Inadequate transportation facilities in Pakistan are hampering cement exports to India by road, manufacturers have claimed.
"There is unlimited demand for cement in India. But the problem is we just don’t have enough trucks to send our product across the border via Wagha," the ’Dawn’ reported today, quoting Rizwan Butt of Maple Leaf as saying.
"It will take a truck at least three days to cross the border, get customs clearance, offload the product and return home. That means we shall have less transport for delivery in the local market when we are exporting.
"We don’t have enough trucks to transport our cement even in the domestic market," he said.
Maple Leaf is one of the two Pakistani cement manufacturing companies whose products have been cleared by the Bureau of Indian Standards (BIS) for export to India after a detailed survey of their production facilities and product.
The other company is Lucky Cement, which is the first Pakistani cement producer to try to export its product to India in March. But its consignment of 5,000t was detained by the Indian authorities because of lack of BIS certification.
"A similar problem exists with cement export by train. The Pakistani train wagons do not meet the standard of the Indian authorities. Therefore, it will not be possible for the cement producers to use railway facility to export their product to the neighbouring country," an official of the All-Pakistan Cement Manufacturers Association said.

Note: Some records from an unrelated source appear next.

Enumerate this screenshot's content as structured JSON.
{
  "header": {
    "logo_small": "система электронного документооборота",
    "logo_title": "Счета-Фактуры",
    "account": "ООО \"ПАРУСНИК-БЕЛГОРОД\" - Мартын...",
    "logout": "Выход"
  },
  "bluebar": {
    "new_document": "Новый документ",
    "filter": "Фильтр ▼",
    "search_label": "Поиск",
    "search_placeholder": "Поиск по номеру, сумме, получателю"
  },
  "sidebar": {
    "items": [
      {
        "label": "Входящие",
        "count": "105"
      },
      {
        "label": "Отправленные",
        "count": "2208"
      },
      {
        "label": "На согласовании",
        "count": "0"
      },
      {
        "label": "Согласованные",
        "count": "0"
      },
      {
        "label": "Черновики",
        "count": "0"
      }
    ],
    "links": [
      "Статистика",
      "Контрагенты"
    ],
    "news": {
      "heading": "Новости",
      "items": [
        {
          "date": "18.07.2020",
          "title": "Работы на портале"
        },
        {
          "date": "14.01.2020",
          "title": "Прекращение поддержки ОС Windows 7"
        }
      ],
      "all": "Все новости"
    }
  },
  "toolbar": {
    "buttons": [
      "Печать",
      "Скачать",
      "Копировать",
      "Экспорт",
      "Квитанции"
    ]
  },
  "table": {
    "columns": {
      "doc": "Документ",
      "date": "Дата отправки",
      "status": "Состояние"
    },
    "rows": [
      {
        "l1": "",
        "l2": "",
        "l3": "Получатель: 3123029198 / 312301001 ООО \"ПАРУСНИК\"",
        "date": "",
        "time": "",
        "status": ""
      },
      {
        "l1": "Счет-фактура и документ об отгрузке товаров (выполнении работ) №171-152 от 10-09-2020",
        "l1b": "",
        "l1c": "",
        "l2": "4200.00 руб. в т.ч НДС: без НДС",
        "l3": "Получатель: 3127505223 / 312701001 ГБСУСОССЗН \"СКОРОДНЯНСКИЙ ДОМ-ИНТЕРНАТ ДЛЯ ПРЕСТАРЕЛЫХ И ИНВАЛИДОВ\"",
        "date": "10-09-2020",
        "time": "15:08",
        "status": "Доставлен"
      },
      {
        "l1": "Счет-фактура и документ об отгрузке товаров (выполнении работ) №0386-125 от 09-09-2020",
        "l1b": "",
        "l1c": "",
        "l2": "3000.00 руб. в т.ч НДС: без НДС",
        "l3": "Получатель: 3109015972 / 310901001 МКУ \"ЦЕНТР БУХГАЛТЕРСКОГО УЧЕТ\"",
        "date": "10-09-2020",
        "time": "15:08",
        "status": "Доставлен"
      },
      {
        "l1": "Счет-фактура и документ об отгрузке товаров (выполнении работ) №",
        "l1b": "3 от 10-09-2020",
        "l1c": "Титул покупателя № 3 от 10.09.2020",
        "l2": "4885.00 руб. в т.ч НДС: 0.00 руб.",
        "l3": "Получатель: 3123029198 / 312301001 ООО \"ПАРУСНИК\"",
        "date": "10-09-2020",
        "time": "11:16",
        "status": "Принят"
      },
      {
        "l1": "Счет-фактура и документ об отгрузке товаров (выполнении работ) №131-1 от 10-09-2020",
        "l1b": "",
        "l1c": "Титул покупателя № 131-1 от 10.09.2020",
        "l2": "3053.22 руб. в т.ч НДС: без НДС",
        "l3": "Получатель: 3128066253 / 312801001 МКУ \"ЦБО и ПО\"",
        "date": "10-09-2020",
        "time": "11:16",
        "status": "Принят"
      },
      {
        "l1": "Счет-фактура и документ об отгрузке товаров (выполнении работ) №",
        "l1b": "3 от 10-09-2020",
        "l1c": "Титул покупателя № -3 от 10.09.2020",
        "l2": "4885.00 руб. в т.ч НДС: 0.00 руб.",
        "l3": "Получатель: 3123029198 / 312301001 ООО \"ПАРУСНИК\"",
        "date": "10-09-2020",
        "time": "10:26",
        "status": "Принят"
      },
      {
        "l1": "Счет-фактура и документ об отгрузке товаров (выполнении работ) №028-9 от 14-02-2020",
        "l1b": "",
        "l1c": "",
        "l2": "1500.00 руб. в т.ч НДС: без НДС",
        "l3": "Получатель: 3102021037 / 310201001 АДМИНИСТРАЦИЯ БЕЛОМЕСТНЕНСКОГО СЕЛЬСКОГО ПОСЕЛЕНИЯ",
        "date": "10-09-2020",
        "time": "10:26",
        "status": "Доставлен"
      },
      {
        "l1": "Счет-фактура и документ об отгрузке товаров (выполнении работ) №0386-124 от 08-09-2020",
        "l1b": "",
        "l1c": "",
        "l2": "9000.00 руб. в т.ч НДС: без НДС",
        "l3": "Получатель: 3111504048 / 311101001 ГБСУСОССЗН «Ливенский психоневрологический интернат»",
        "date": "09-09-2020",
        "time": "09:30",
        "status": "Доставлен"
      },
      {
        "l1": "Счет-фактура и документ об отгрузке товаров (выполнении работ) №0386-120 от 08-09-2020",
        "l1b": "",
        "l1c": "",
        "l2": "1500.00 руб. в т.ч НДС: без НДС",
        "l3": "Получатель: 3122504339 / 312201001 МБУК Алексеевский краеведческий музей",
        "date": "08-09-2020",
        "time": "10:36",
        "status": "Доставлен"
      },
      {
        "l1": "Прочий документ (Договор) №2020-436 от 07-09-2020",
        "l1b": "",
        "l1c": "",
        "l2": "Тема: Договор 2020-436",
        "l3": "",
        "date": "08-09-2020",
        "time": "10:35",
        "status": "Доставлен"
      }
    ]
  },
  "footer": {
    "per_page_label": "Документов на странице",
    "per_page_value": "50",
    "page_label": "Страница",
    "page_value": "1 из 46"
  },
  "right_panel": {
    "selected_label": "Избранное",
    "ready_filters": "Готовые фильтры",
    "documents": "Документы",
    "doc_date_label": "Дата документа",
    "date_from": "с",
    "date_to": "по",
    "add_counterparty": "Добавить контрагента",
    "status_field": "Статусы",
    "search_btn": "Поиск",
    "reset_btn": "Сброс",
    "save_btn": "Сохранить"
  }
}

However, both the companies told the daily that they intended to begin exporting their product to India by sea over the next one week. Lucky Cement is selling its cement to Indians at a rate of USD 68-70/t (or 20 bags of 50kg each), while Maple Leaf at US$76/t.